» **DIRECTIONS FOR THIS TASK**:
Pull every line containing "label" from the listing below.

──────

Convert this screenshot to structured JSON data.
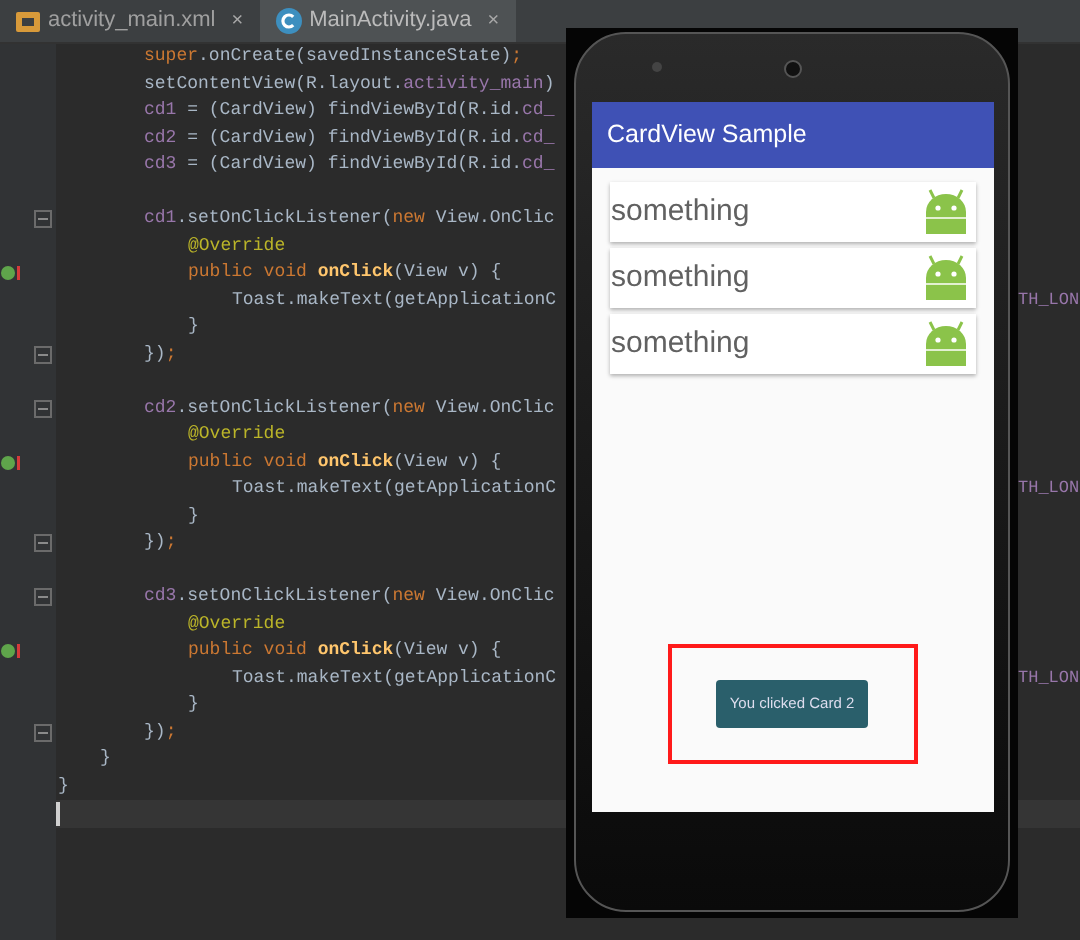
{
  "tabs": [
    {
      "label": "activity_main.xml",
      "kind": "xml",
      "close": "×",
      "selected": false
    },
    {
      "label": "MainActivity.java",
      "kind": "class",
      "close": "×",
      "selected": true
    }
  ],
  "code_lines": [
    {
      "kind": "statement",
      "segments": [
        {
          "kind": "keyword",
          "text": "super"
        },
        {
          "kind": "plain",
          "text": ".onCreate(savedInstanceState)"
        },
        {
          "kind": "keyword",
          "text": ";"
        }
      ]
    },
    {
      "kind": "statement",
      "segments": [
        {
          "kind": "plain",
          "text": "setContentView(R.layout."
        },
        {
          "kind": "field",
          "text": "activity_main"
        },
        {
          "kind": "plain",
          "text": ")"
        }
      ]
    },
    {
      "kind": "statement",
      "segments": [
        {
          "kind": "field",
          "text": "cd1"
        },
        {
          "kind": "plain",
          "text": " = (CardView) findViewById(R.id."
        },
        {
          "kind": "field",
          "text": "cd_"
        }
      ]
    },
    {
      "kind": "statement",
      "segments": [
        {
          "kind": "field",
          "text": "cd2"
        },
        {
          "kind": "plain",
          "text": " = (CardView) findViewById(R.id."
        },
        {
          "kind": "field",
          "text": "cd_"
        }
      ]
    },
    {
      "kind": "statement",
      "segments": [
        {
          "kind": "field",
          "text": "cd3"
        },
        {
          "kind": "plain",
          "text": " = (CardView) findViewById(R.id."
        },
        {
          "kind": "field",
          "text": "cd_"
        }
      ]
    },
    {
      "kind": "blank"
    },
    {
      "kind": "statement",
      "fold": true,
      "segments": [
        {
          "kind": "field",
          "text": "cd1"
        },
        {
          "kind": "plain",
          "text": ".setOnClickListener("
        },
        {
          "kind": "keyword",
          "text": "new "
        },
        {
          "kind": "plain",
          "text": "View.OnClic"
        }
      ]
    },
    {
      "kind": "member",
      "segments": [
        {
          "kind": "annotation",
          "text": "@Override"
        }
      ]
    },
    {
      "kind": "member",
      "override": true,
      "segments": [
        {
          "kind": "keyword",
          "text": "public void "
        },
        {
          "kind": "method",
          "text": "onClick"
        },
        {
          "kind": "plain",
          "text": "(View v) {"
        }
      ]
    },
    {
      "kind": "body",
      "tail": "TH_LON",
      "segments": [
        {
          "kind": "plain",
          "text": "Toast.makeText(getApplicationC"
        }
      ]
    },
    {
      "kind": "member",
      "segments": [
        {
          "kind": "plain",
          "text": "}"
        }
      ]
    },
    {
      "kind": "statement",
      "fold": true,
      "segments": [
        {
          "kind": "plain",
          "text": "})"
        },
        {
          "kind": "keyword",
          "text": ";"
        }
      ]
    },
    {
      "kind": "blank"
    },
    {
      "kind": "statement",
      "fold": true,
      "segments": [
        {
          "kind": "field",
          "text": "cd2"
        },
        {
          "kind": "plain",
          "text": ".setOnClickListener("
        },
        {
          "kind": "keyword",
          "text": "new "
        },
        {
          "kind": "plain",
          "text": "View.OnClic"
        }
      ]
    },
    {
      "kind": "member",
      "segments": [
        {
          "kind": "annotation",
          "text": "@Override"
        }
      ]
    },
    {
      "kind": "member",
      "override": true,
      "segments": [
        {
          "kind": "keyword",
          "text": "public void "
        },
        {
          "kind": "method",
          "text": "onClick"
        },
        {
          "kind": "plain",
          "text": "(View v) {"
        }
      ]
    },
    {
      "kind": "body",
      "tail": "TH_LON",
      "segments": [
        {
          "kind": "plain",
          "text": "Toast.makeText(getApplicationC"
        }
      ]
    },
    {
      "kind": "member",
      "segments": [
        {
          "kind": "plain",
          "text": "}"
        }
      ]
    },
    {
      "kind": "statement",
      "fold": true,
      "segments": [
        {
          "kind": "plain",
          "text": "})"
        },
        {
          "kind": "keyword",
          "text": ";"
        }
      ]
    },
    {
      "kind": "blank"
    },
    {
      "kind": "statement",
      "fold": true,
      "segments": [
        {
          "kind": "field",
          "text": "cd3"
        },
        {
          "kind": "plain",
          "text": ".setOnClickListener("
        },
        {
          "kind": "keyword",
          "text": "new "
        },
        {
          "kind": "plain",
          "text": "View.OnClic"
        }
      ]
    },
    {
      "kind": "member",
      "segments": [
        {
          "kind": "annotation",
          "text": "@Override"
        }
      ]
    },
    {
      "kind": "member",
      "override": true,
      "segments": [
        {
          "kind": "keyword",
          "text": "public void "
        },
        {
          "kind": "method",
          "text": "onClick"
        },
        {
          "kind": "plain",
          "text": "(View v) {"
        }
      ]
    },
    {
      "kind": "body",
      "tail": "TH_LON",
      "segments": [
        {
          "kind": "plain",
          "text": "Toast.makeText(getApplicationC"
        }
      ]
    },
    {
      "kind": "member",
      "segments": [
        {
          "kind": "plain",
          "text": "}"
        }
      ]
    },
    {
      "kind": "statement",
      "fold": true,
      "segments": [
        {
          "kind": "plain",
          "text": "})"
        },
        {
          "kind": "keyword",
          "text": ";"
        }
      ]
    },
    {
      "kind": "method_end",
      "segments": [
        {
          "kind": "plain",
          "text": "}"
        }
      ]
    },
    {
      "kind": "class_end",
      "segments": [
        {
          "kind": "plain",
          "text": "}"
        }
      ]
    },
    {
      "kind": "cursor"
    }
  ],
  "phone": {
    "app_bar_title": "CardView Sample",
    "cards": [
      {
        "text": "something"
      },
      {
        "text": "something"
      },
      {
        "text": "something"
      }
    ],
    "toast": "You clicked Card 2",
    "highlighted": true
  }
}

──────

» **WRITTEN SOLUTION**:
      "label": "activity_main.xml",
      "label": "MainActivity.java",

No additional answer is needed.